S&P 500 jumps 2.6% as oil prices fall sharply
Stocks had their biggest jump since June 2020 Wednesday as a sharp drop in oil prices eased fears that inflation was about to get worse around the globe.
The S&P 500 rose 2.6%. The rally broke a four-day losing streak for stocks but wasn’t enough to erase their losses for the week. The price of U.S. crude oil dropped 12%, the most since November, bringing relief after a sharp runup in crude prices since Russia invaded Ukraine.
Big swings have been jerking markets around in recent weeks as investors try to guess how much damage the war will do to the global economy.
Lawmakers urge probe of Amazon competition
Lawmakers followed through Wednesday on their threat to seek a criminal investigation of Amazon, asking the Justice Department to investigate whether the tech giant and senior executives obstructed Congress or violated other federal laws in testimony on its competition practices.
The House Judiciary Committee escalated the bipartisan battle against the world’s biggest online retailer with a letter to Attorney General Merrick Garland referring the case for a criminal inquiry. Amazon engaged in misleading conduct that appeared designed to “influence, obstruct or impede” the antitrust subcommittee’s 2019-20 investigation into the market dominance of Big Tech, the letter says.
As an example, it cited testimony by a senior Amazon official maintaining that the company doesn’t use the data it collects on third-party merchants on its platform to compete with them, and doesn’t list its own products in customer search results before those of third parties. Those assertions have been contradicted by credible news reports, the letter says.
“Amazon attempted to clean up the inaccurate testimony through ever- shifting explanations of its internal policies and denials of the investigative reports,” the lawmakers said. “The committee uncovered evidence from former Amazon employees, and former and current sellers, that corroborated the reports’ claims.”
California can set emissions rules
The Biden administration is restoring California’s authority to set its own tailpipe pollution standards for cars, reversing a Trump administration policy and likely ushering in stricter emissions standards for new passenger vehicles nationwide.
A waiver approved Wednesday by the Environmental Protection Agency allows California to set tough emissions rules for cars and SUVs. The state also will be allowed to impose mandates for so-called zero-emission vehicles that do not contribute to global warming.
At least 15 states and the District of Columbia have signed on to California’s vehicle standards, which are stricter than federal rules and are designed to address the state’s severe air pollution problems.
Job openings rise to near record high
U.S. businesses posted a near-record level of open jobs in January, a trend that has pushed up worker’s pay and added to the economy’s inflationary pressures.
The Labor Department said Wednesday that employers posted 11.3 mil- lion jobs at the end of January, down slightly from a record of 11.4 million in December. Before the pandemic, the record was 7.6 million in 2018.
Ukraine bans exports of wheat, oats and staples

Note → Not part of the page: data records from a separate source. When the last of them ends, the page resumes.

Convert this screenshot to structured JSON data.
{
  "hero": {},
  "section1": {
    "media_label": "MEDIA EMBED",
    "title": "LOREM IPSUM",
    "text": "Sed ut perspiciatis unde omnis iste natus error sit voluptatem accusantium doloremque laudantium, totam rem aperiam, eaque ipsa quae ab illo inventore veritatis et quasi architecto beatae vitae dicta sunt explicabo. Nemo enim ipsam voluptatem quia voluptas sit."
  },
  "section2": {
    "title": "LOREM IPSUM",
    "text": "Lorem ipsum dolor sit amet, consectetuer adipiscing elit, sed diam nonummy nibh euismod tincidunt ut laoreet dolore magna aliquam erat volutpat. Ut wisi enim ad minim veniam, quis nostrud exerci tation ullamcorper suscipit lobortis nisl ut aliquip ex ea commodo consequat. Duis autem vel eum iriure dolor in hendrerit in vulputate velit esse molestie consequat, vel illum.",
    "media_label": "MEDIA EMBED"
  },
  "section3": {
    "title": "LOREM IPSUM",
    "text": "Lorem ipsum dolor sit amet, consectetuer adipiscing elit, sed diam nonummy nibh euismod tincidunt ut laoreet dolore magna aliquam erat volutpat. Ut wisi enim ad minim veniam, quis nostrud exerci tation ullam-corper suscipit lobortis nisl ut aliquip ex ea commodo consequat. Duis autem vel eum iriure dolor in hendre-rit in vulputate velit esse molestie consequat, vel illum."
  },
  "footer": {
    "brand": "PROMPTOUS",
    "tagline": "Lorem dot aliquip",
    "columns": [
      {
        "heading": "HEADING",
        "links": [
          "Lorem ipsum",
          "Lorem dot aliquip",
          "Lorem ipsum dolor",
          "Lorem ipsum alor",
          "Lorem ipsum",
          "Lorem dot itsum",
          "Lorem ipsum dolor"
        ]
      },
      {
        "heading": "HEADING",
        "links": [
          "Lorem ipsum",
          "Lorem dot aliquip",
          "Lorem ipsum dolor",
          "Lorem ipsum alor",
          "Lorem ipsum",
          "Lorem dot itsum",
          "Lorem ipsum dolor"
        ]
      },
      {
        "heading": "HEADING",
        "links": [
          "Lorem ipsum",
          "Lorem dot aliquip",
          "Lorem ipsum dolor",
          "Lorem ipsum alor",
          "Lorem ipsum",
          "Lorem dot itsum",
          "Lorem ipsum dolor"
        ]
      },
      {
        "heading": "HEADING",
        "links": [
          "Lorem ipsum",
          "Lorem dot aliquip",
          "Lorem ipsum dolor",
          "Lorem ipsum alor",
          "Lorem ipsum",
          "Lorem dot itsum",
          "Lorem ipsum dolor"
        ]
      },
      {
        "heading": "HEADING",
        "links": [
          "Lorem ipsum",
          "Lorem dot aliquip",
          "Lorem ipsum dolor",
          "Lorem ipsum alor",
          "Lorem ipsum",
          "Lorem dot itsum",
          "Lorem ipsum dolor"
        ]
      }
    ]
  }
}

Ukraine’s government has banned the export of wheat, oats and other staples that are crucial for global food supplies as authorities try to ensure they can feed people during Russia’s intensifying war.
A government announcement this week said new rules on agricultural exports are being introduced that also prohibit the export of millet, buckwheat, sugar, live cattle, and meat and other “byproducts” from cattle.
Ukraine’s food policy minister said the export ban was needed to prevent a “humanitarian crisis in Ukraine,” stabilize the market and “meet the needs of the population in critical food products.”
— Compiled by Dave Flessner